Most people will donate to charity out of the sheer goodness of their heart, aiming to make a difference in their organization of choice.
Few actually realize that while these charitable donations can make the world of difference to the recipients, they can also benefit your own health in more ways than you can imagine.
That’s right; science has proven that giving to charity can boost your general health. We were first alerted to this through a post on the website of John Binkley Dallas, which emphasized how giving is essential to life.
Following on from the above, let’s take a look at some of the ways in which giving to charity can benefit your health.
You’ll Live Longer
It might sound ridiculous, but real studies have been conducted which show that those people who give to charity will actually live longer.
In 1999, at the University of California, it was found that people over 55-years-old and volunteered for at least two organizations were 44% less likely to die in the next five years, as opposed to those who didn’t volunteer.
This hasn’t been the only study which has been conducted – several years later in 2003 the University of Michigan found similar.
Giving can make you live longer – it’s proven.
You’ll Also Live a Happier Life
As well as living longer, the science out there suggests that your life will be happier and more fulfilled as well.
Believe it or not, every time you give money you are activating a part of your brain that deals with pleasure. While you might not feel it initially, it will most definitely be there in you subconscious.
This was proven in a 2006 study. The National Institutes of Health studied the brain in people who regularly gave to charities.

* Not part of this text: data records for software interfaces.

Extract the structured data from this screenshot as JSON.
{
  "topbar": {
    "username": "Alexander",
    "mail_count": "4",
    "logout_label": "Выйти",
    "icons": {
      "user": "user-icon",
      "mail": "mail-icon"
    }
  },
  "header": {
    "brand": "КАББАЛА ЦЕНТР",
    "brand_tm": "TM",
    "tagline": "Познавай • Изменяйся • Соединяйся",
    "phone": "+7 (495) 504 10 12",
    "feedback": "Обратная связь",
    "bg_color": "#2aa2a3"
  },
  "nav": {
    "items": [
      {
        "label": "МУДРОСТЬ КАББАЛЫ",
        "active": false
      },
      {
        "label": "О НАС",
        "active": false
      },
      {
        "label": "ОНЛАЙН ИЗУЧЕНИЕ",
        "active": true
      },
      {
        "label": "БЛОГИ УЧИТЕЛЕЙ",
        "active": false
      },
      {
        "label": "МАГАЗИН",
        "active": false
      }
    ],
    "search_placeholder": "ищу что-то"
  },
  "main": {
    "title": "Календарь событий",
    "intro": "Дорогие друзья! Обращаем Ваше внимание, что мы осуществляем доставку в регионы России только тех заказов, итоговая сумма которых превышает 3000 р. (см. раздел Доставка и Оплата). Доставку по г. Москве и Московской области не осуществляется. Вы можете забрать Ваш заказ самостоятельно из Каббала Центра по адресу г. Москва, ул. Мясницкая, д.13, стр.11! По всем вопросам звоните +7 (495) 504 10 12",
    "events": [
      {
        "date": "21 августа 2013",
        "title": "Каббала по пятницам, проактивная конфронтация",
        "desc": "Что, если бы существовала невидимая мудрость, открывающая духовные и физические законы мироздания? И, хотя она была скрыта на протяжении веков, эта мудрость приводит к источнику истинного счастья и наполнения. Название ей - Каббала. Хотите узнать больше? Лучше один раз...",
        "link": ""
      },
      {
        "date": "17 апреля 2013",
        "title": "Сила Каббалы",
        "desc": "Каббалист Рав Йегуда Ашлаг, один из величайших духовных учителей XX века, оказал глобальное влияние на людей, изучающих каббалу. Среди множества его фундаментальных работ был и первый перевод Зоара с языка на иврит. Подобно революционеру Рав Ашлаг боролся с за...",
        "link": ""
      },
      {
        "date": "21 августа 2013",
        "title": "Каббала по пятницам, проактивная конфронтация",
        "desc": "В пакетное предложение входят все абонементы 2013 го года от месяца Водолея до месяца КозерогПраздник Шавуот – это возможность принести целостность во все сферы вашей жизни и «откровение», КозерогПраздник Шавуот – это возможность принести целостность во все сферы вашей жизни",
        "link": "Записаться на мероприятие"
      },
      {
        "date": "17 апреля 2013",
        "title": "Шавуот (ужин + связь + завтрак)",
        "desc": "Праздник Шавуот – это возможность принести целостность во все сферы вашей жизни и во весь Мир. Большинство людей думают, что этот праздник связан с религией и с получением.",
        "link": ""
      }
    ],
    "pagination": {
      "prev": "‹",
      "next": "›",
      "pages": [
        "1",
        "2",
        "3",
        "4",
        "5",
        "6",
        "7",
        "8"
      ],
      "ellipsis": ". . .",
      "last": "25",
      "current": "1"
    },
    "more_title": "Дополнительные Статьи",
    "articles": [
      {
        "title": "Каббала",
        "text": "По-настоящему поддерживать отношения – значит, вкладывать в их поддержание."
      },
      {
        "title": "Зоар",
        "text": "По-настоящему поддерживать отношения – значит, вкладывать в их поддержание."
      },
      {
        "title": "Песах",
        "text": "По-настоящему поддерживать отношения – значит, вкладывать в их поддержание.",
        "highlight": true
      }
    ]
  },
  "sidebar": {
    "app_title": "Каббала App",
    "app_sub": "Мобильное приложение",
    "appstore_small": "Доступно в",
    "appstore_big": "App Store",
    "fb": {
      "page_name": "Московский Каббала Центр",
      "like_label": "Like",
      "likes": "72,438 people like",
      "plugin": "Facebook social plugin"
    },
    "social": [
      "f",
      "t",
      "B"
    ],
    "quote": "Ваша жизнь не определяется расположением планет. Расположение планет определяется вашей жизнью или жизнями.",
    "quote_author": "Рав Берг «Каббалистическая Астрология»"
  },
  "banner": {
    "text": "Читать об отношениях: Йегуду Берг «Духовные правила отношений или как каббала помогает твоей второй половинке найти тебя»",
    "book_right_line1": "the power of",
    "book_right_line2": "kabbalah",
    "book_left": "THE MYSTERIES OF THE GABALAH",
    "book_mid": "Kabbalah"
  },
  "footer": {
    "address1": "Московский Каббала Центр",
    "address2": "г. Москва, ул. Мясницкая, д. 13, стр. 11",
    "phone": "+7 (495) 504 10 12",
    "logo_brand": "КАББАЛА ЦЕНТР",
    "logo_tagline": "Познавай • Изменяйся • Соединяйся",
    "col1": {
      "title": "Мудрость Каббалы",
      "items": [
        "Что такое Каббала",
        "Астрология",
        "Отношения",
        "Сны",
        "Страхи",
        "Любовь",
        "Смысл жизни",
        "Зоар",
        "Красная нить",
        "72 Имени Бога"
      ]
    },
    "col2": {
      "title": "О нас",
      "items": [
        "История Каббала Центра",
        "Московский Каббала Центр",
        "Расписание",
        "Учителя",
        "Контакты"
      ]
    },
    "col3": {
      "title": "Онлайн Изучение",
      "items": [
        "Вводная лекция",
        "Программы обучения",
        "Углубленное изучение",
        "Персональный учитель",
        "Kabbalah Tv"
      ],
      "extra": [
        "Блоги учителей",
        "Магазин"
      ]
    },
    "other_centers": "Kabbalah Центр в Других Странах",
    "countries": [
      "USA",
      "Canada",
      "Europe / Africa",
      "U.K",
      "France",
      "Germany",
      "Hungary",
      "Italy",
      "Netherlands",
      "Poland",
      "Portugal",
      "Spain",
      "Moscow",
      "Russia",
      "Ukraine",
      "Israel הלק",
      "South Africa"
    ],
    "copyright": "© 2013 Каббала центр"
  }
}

They found that the “reward” region of the brain (the mesolimbic pathway) was significantly active.
As crazy as it may sound, like anything which stimulates this area of the brain, it can become addictive.
You Can Keep Your Stress Levels Down to a Minimum
This next study actually revolves around the reverse. In other words, a scientist looked at those people who weren’t as forward in giving, and found that they suffered from higher levels of cortisol.
This is the stress hormone and ultimately, the more that’s in your body the worse you are going to feel. Having found these results, the psychologist in question proceeded to study those people who gave to charity and found that they had much lower levels of the hormone.
It Will Keep Your Mental Health In-Check
Bearing all of the above points in mind, it probably won’t come as a surprise to hear that studies have found that giving improves your mental health as a whole. Forty separate studies have concluded this, with the results available in a BMC journal.
As well as giving tangible gifts, the review found that volunteering had very similar effects to what has been concentrated on above as well.